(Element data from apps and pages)
■ ■ ■ ■ ■ ■ ■
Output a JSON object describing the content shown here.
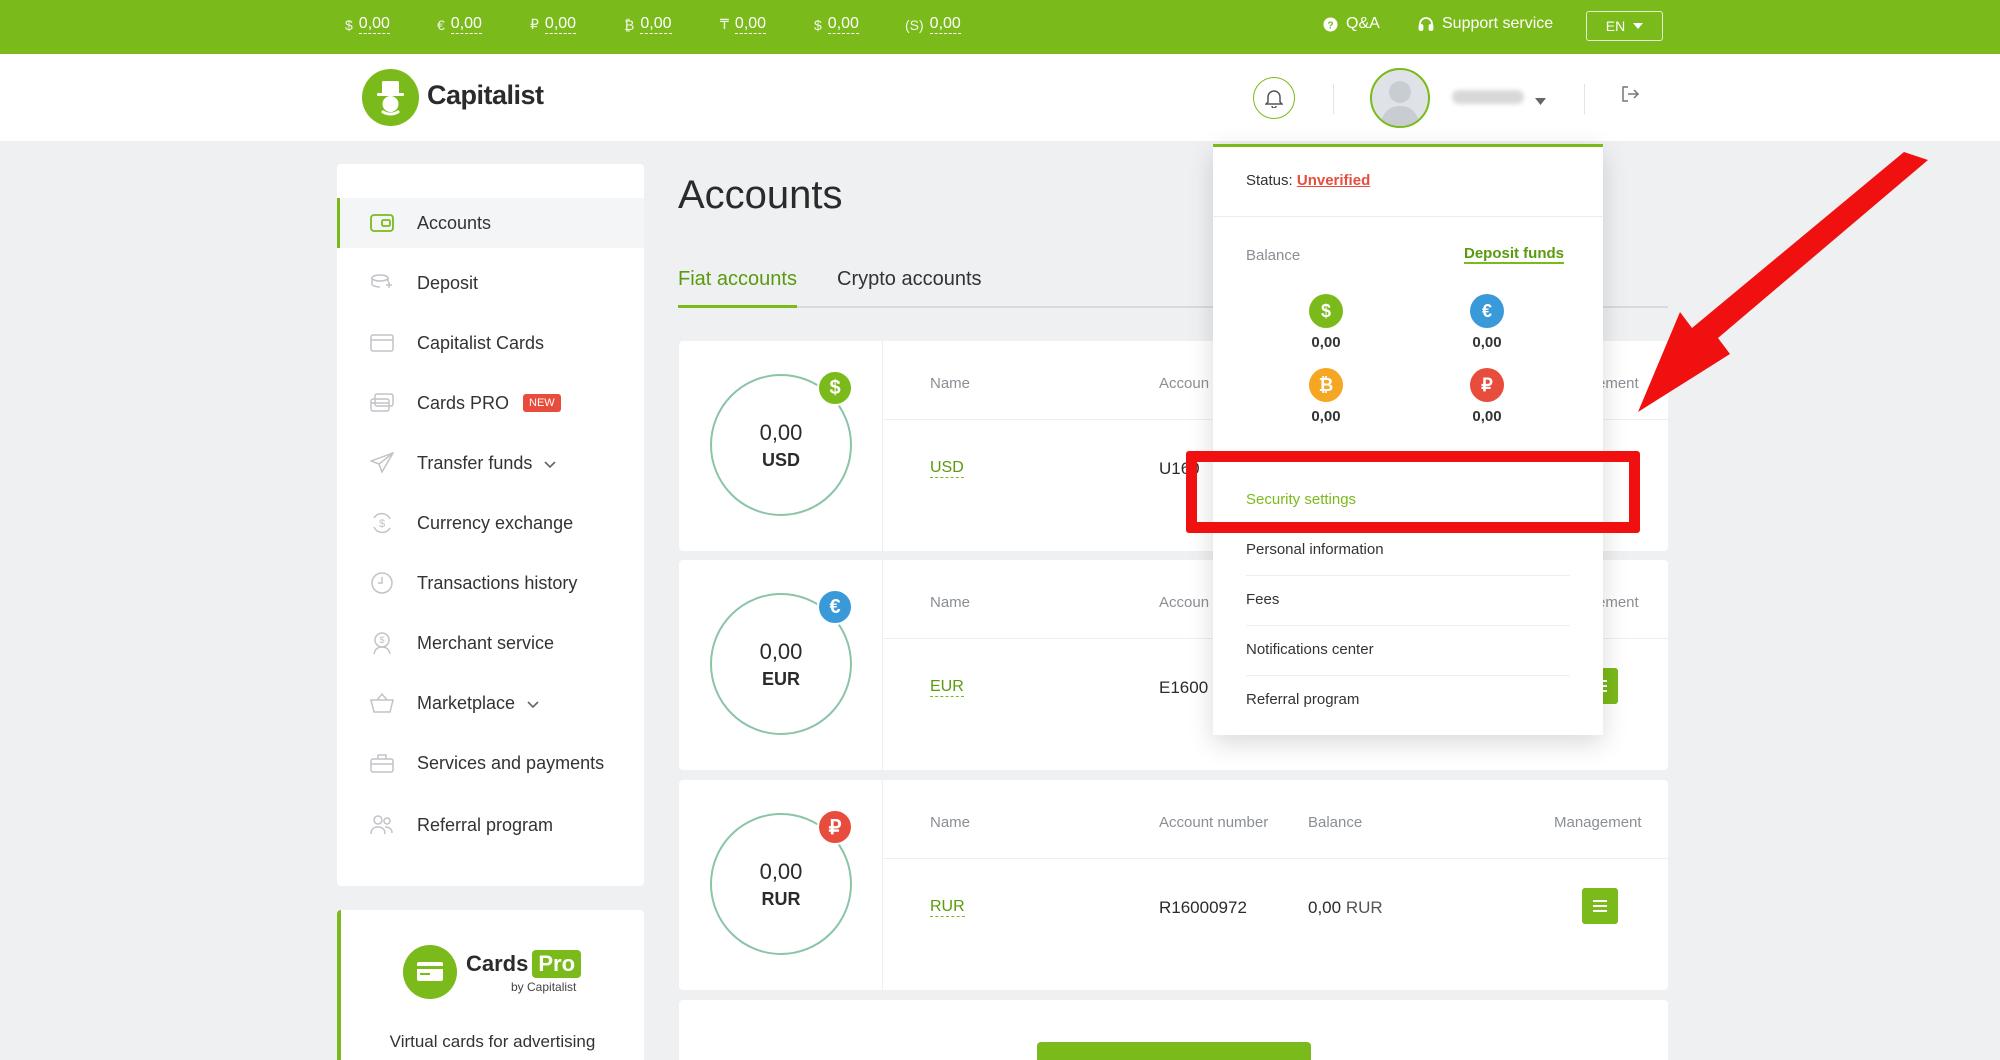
{
  "topbar": {
    "balances": [
      {
        "symbol": "$",
        "amount": "0,00"
      },
      {
        "symbol": "€",
        "amount": "0,00"
      },
      {
        "symbol": "₽",
        "amount": "0,00"
      },
      {
        "symbol": "₿",
        "amount": "0,00"
      },
      {
        "symbol": "₸",
        "amount": "0,00"
      },
      {
        "symbol": "$",
        "amount": "0,00"
      },
      {
        "symbol": "(S)",
        "amount": "0,00"
      }
    ],
    "qa_label": "Q&A",
    "support_label": "Support service",
    "language": "EN",
    "color": "#7aba1a"
  },
  "header": {
    "brand": "Capitalist"
  },
  "sidebar": {
    "items": [
      {
        "label": "Accounts",
        "icon": "wallet-icon"
      },
      {
        "label": "Deposit",
        "icon": "deposit-icon"
      },
      {
        "label": "Capitalist Cards",
        "icon": "card-icon"
      },
      {
        "label": "Cards PRO",
        "icon": "cards-pro-icon",
        "badge": "NEW"
      },
      {
        "label": "Transfer funds",
        "icon": "paper-plane-icon"
      },
      {
        "label": "Currency exchange",
        "icon": "exchange-icon"
      },
      {
        "label": "Transactions history",
        "icon": "clock-icon"
      },
      {
        "label": "Merchant service",
        "icon": "merchant-icon"
      },
      {
        "label": "Marketplace",
        "icon": "basket-icon"
      },
      {
        "label": "Services and payments",
        "icon": "services-icon"
      },
      {
        "label": "Referral program",
        "icon": "people-icon"
      }
    ],
    "active": "Accounts"
  },
  "promo": {
    "title": "Cards",
    "title_badge": "Pro",
    "subtitle": "by Capitalist",
    "description": "Virtual cards for advertising"
  },
  "main": {
    "title": "Accounts",
    "tabs": [
      {
        "label": "Fiat accounts",
        "active": true
      },
      {
        "label": "Crypto accounts",
        "active": false
      }
    ],
    "accounts": [
      {
        "currency": "USD",
        "symbol": "$",
        "value": "0,00",
        "badge_color": "#7aba1a",
        "headers": {
          "name": "Name",
          "account": "Accoun",
          "mgmt": "ement"
        },
        "name": "USD",
        "number": "U160",
        "balance": "",
        "balance_cur": ""
      },
      {
        "currency": "EUR",
        "symbol": "€",
        "value": "0,00",
        "badge_color": "#3a9ad9",
        "headers": {
          "name": "Name",
          "account": "Accoun",
          "mgmt": "ement"
        },
        "name": "EUR",
        "number": "E1600",
        "balance": "",
        "balance_cur": ""
      },
      {
        "currency": "RUR",
        "symbol": "₽",
        "value": "0,00",
        "badge_color": "#e74c3c",
        "headers": {
          "name": "Name",
          "account": "Account number",
          "balance": "Balance",
          "mgmt": "Management"
        },
        "name": "RUR",
        "number": "R16000972",
        "balance": "0,00",
        "balance_cur": "RUR"
      }
    ]
  },
  "dropdown": {
    "status_label": "Status:",
    "status_value": "Unverified",
    "balance_label": "Balance",
    "deposit_link": "Deposit funds",
    "coins": [
      {
        "symbol": "$",
        "value": "0,00",
        "color": "#7aba1a"
      },
      {
        "symbol": "€",
        "value": "0,00",
        "color": "#3a9ad9"
      },
      {
        "symbol": "₿",
        "value": "0,00",
        "color": "#f5a623"
      },
      {
        "symbol": "₽",
        "value": "0,00",
        "color": "#e74c3c"
      }
    ],
    "menu": [
      {
        "label": "Security settings",
        "highlighted": true
      },
      {
        "label": "Personal information"
      },
      {
        "label": "Fees"
      },
      {
        "label": "Notifications center"
      },
      {
        "label": "Referral program"
      }
    ]
  },
  "annotation": {
    "box_color": "#f01010",
    "arrow_color": "#f01010"
  }
}
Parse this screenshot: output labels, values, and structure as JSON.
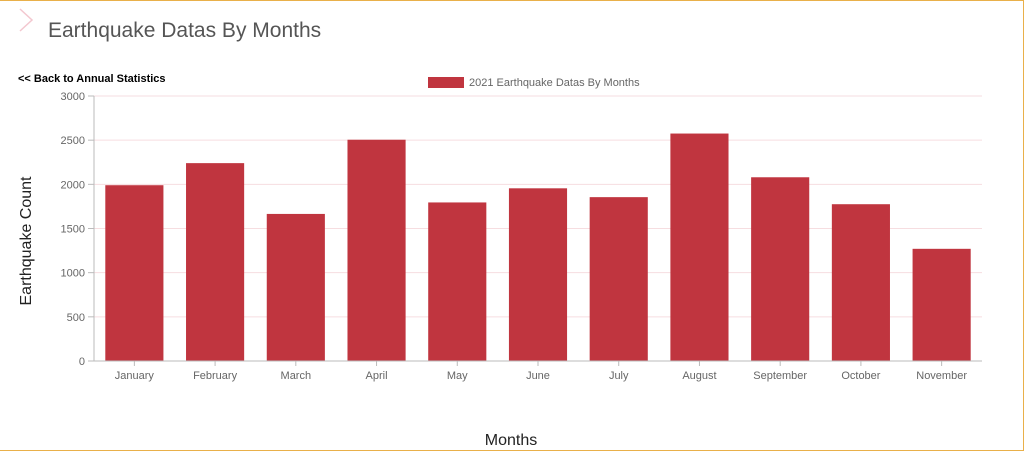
{
  "header": {
    "title": "Earthquake Datas By Months"
  },
  "nav": {
    "back_label": "<< Back to Annual Statistics"
  },
  "colors": {
    "bar": "#c0353f",
    "grid": "#f6dde0",
    "axis": "#bbbbbb",
    "chevron": "#f3c7cf"
  },
  "chart_data": {
    "type": "bar",
    "categories": [
      "January",
      "February",
      "March",
      "April",
      "May",
      "June",
      "July",
      "August",
      "September",
      "October",
      "November"
    ],
    "series": [
      {
        "name": "2021 Earthquake Datas By Months",
        "values": [
          1990,
          2240,
          1665,
          2505,
          1795,
          1955,
          1855,
          2575,
          2080,
          1775,
          1270
        ]
      }
    ],
    "xlabel": "Months",
    "ylabel": "Earthquake Count",
    "ylim": [
      0,
      3000
    ],
    "yticks": [
      "0",
      "500",
      "1000",
      "1500",
      "2000",
      "2500",
      "3000"
    ],
    "grid": true,
    "legend_position": "top"
  }
}
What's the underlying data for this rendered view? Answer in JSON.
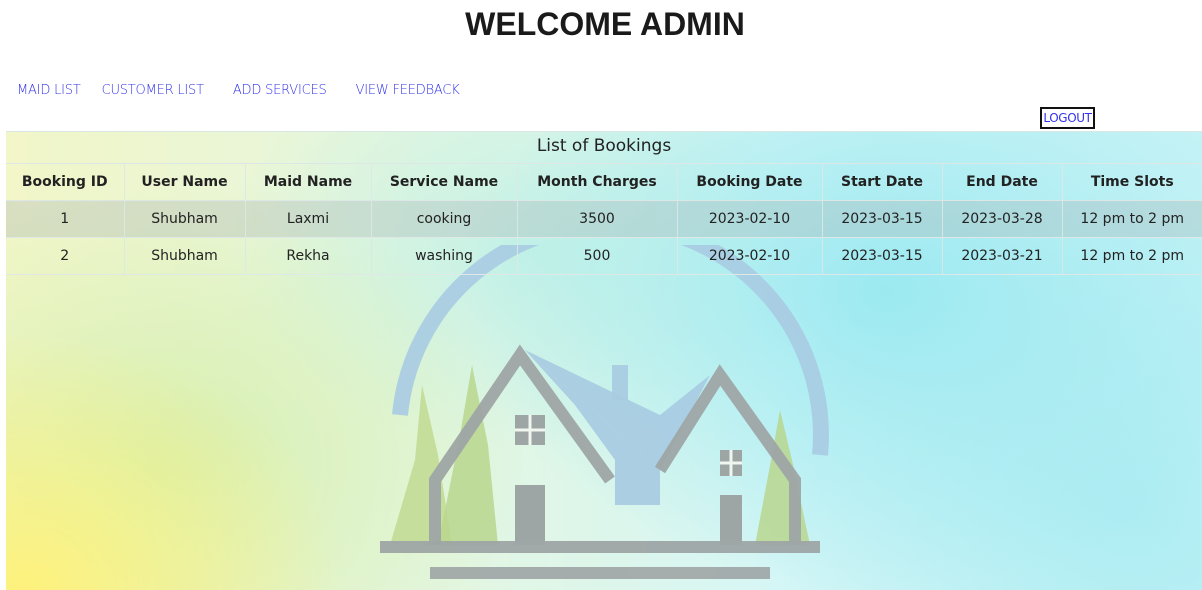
{
  "header": {
    "title": "WELCOME ADMIN"
  },
  "nav": {
    "items": [
      {
        "label": "MAID LIST"
      },
      {
        "label": "CUSTOMER LIST"
      },
      {
        "label": "ADD SERVICES"
      },
      {
        "label": "VIEW FEEDBACK"
      }
    ],
    "logout_label": "LOGOUT"
  },
  "bookings": {
    "caption": "List of Bookings",
    "columns": [
      "Booking ID",
      "User Name",
      "Maid Name",
      "Service Name",
      "Month Charges",
      "Booking Date",
      "Start Date",
      "End Date",
      "Time Slots"
    ],
    "rows": [
      [
        "1",
        "Shubham",
        "Laxmi",
        "cooking",
        "3500",
        "2023-02-10",
        "2023-03-15",
        "2023-03-28",
        "12 pm to 2 pm"
      ],
      [
        "2",
        "Shubham",
        "Rekha",
        "washing",
        "500",
        "2023-02-10",
        "2023-03-15",
        "2023-03-21",
        "12 pm to 2 pm"
      ]
    ]
  },
  "colors": {
    "link": "#3333ee",
    "logo_blue": "#a9cbe2",
    "logo_gray": "#9ea5a5",
    "logo_green": "#b9d68e"
  },
  "icons": {
    "background_logo": "house-logo-icon"
  }
}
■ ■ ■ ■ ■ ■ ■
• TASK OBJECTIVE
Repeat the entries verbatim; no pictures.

• WRITTEN ANSWER
Output a JSON object describing the content shown here.
{
  "topbar": {
    "balances": [
      {
        "symbol": "$",
        "amount": "0,00"
      },
      {
        "symbol": "€",
        "amount": "0,00"
      },
      {
        "symbol": "₽",
        "amount": "0,00"
      },
      {
        "symbol": "₿",
        "amount": "0,00"
      },
      {
        "symbol": "₸",
        "amount": "0,00"
      },
      {
        "symbol": "$",
        "amount": "0,00"
      },
      {
        "symbol": "(S)",
        "amount": "0,00"
      }
    ],
    "qa_label": "Q&A",
    "support_label": "Support service",
    "language": "EN",
    "color": "#7aba1a"
  },
  "header": {
    "brand": "Capitalist"
  },
  "sidebar": {
    "items": [
      {
        "label": "Accounts",
        "icon": "wallet-icon"
      },
      {
        "label": "Deposit",
        "icon": "deposit-icon"
      },
      {
        "label": "Capitalist Cards",
        "icon": "card-icon"
      },
      {
        "label": "Cards PRO",
        "icon": "cards-pro-icon",
        "badge": "NEW"
      },
      {
        "label": "Transfer funds",
        "icon": "paper-plane-icon"
      },
      {
        "label": "Currency exchange",
        "icon": "exchange-icon"
      },
      {
        "label": "Transactions history",
        "icon": "clock-icon"
      },
      {
        "label": "Merchant service",
        "icon": "merchant-icon"
      },
      {
        "label": "Marketplace",
        "icon": "basket-icon"
      },
      {
        "label": "Services and payments",
        "icon": "services-icon"
      },
      {
        "label": "Referral program",
        "icon": "people-icon"
      }
    ],
    "active": "Accounts"
  },
  "promo": {
    "title": "Cards",
    "title_badge": "Pro",
    "subtitle": "by Capitalist",
    "description": "Virtual cards for advertising"
  },
  "main": {
    "title": "Accounts",
    "tabs": [
      {
        "label": "Fiat accounts",
        "active": true
      },
      {
        "label": "Crypto accounts",
        "active": false
      }
    ],
    "accounts": [
      {
        "currency": "USD",
        "symbol": "$",
        "value": "0,00",
        "badge_color": "#7aba1a",
        "headers": {
          "name": "Name",
          "account": "Accoun",
          "mgmt": "ement"
        },
        "name": "USD",
        "number": "U160",
        "balance": "",
        "balance_cur": ""
      },
      {
        "currency": "EUR",
        "symbol": "€",
        "value": "0,00",
        "badge_color": "#3a9ad9",
        "headers": {
          "name": "Name",
          "account": "Accoun",
          "mgmt": "ement"
        },
        "name": "EUR",
        "number": "E1600",
        "balance": "",
        "balance_cur": ""
      },
      {
        "currency": "RUR",
        "symbol": "₽",
        "value": "0,00",
        "badge_color": "#e74c3c",
        "headers": {
          "name": "Name",
          "account": "Account number",
          "balance": "Balance",
          "mgmt": "Management"
        },
        "name": "RUR",
        "number": "R16000972",
        "balance": "0,00",
        "balance_cur": "RUR"
      }
    ]
  },
  "dropdown": {
    "status_label": "Status:",
    "status_value": "Unverified",
    "balance_label": "Balance",
    "deposit_link": "Deposit funds",
    "coins": [
      {
        "symbol": "$",
        "value": "0,00",
        "color": "#7aba1a"
      },
      {
        "symbol": "€",
        "value": "0,00",
        "color": "#3a9ad9"
      },
      {
        "symbol": "₿",
        "value": "0,00",
        "color": "#f5a623"
      },
      {
        "symbol": "₽",
        "value": "0,00",
        "color": "#e74c3c"
      }
    ],
    "menu": [
      {
        "label": "Security settings",
        "highlighted": true
      },
      {
        "label": "Personal information"
      },
      {
        "label": "Fees"
      },
      {
        "label": "Notifications center"
      },
      {
        "label": "Referral program"
      }
    ]
  },
  "annotation": {
    "box_color": "#f01010",
    "arrow_color": "#f01010"
  }
}
Parse this screenshot: output labels, values, and structure as JSON.
{
  "header": {
    "title": "Earthquake Datas By Months"
  },
  "nav": {
    "back_label": "<< Back to Annual Statistics"
  },
  "colors": {
    "bar": "#c0353f",
    "grid": "#f6dde0",
    "axis": "#bbbbbb",
    "chevron": "#f3c7cf"
  },
  "chart_data": {
    "type": "bar",
    "categories": [
      "January",
      "February",
      "March",
      "April",
      "May",
      "June",
      "July",
      "August",
      "September",
      "October",
      "November"
    ],
    "series": [
      {
        "name": "2021 Earthquake Datas By Months",
        "values": [
          1990,
          2240,
          1665,
          2505,
          1795,
          1955,
          1855,
          2575,
          2080,
          1775,
          1270
        ]
      }
    ],
    "xlabel": "Months",
    "ylabel": "Earthquake Count",
    "ylim": [
      0,
      3000
    ],
    "yticks": [
      "0",
      "500",
      "1000",
      "1500",
      "2000",
      "2500",
      "3000"
    ],
    "grid": true,
    "legend_position": "top"
  }
}
What's the underlying data for this rendered view? Answer in JSON.
{
  "header": {
    "title": "WELCOME ADMIN"
  },
  "nav": {
    "items": [
      {
        "label": "MAID LIST"
      },
      {
        "label": "CUSTOMER LIST"
      },
      {
        "label": "ADD SERVICES"
      },
      {
        "label": "VIEW FEEDBACK"
      }
    ],
    "logout_label": "LOGOUT"
  },
  "bookings": {
    "caption": "List of Bookings",
    "columns": [
      "Booking ID",
      "User Name",
      "Maid Name",
      "Service Name",
      "Month Charges",
      "Booking Date",
      "Start Date",
      "End Date",
      "Time Slots"
    ],
    "rows": [
      [
        "1",
        "Shubham",
        "Laxmi",
        "cooking",
        "3500",
        "2023-02-10",
        "2023-03-15",
        "2023-03-28",
        "12 pm to 2 pm"
      ],
      [
        "2",
        "Shubham",
        "Rekha",
        "washing",
        "500",
        "2023-02-10",
        "2023-03-15",
        "2023-03-21",
        "12 pm to 2 pm"
      ]
    ]
  },
  "colors": {
    "link": "#3333ee",
    "logo_blue": "#a9cbe2",
    "logo_gray": "#9ea5a5",
    "logo_green": "#b9d68e"
  },
  "icons": {
    "background_logo": "house-logo-icon"
  }
}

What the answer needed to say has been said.